"This is alarming," Snelling says. "On average, caregivers spend four and a half years in a caregiving situation. We don't want to see ourselves in a public health crisis because caregivers are not taking care of themselves."

Caregiver Woes Often Unrecognized

"I'm not sure that there's a terribly large amount of new stuff here. But this study certainly shows the overall impact to caregivers and has done an incredibly good job of pulling together the data," Eric J. Hall, CEO of the Alzheimer's Foundation of America tells WebMD.

"Caregivers are truly the heroes of our society," Hall says. "They do incredible work day in and day out, sometimes with little recognition or gratitude."

Although the study showed that more than half of caregivers forgo doctor visits because they're placing the care recipient's needs ahead of their own, Hall says it would have been stronger if it had emphasized caregivers' primary motivation: love.

"They're doing this out of an incredibly large heart," he says. "They end up sick because they are so absolutely committed by love to care for their loved one.

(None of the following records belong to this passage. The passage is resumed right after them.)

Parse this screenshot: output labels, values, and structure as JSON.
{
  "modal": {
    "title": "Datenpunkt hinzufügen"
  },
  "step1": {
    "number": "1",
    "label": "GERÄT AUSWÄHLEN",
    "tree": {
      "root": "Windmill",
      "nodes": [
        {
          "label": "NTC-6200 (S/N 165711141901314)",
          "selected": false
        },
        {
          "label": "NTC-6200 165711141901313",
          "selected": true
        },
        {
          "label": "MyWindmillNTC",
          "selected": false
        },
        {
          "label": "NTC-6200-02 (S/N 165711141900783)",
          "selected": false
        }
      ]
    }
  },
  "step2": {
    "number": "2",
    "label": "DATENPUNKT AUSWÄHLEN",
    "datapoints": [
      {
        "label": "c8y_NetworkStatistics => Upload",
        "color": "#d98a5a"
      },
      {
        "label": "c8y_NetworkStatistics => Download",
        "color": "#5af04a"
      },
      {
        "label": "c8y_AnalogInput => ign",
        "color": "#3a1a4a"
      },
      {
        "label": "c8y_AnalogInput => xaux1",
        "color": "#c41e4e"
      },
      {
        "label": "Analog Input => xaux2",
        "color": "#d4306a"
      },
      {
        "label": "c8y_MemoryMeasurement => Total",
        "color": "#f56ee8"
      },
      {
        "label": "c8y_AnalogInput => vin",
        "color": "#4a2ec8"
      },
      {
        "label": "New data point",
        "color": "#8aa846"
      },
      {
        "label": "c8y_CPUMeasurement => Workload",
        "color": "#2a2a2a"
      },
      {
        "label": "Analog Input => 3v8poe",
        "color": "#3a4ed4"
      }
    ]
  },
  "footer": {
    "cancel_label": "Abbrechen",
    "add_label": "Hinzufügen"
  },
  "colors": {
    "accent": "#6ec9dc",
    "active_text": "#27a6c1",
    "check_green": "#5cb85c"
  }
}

It's outrageous that this has a negative effect on their health."

Relieving the Burden

"Now that we know more about caregivers, it's important to provide them with early interventions and prevention so they don't get to this fair or poor health status," Mach says.

"It's important for caregivers to know they aren't alone and that there are a lot of resources to help them shoulder the burden," Snelling says.


Evercare offers a "Solutions for Caregivers Program" that is available to 400,000 employees nationwide through employer insurance and also is available to uninsured individuals. Other companies offer similar plans that provide nursing and social-worker support to caregivers.

"Long-term care plans are obviously beneficial," says Hall. "But I suspect that only a rare minority of companies offer them to their employees."

For many individuals, he says, purchasing such plans may not be feasible. "There's a monthly fee that comes with that. Let's face it, not everyone can afford to pay for their own long-term care insurance."

Caregiver Burden to Increase

Because most of the patients needing care were functionally impaired, the study showed that up to three-quarters of caregivers had to assist with daily tasks such as providing medicine; helping loved ones get in and out of beds and chairs; dressing, feeding, and bathing them; assisting with toileting; and dealing with incontinence issues.

With the Baby Boomers nearing retirement, the burden on caregivers is expected to dramatically increase.

"Long-term care is a critical issue," Hall says. "As a nation, we need to be more sensitive to the needs of caregivers and those who have long-term illnesses. I don't know who will ultimately pay for it, but we need to pay more attention to the care side of things."

WebMD Health News Reviewed by Louise Chang, MD on September 26, 2006


SOURCES: "Evercare Study of Caregivers in Decline: A Close-Up Look at the Health Risks of Caring for a Loved One," Sept. 26, 2006. John Mach, MD, Evercare CEO. Sherri Snelling, Evercare Director of Caregiving Services. Eric J. Hall, Alzheimer's Foundation of America CEO.

© 2006 WebMD, Inc. All rights reserved.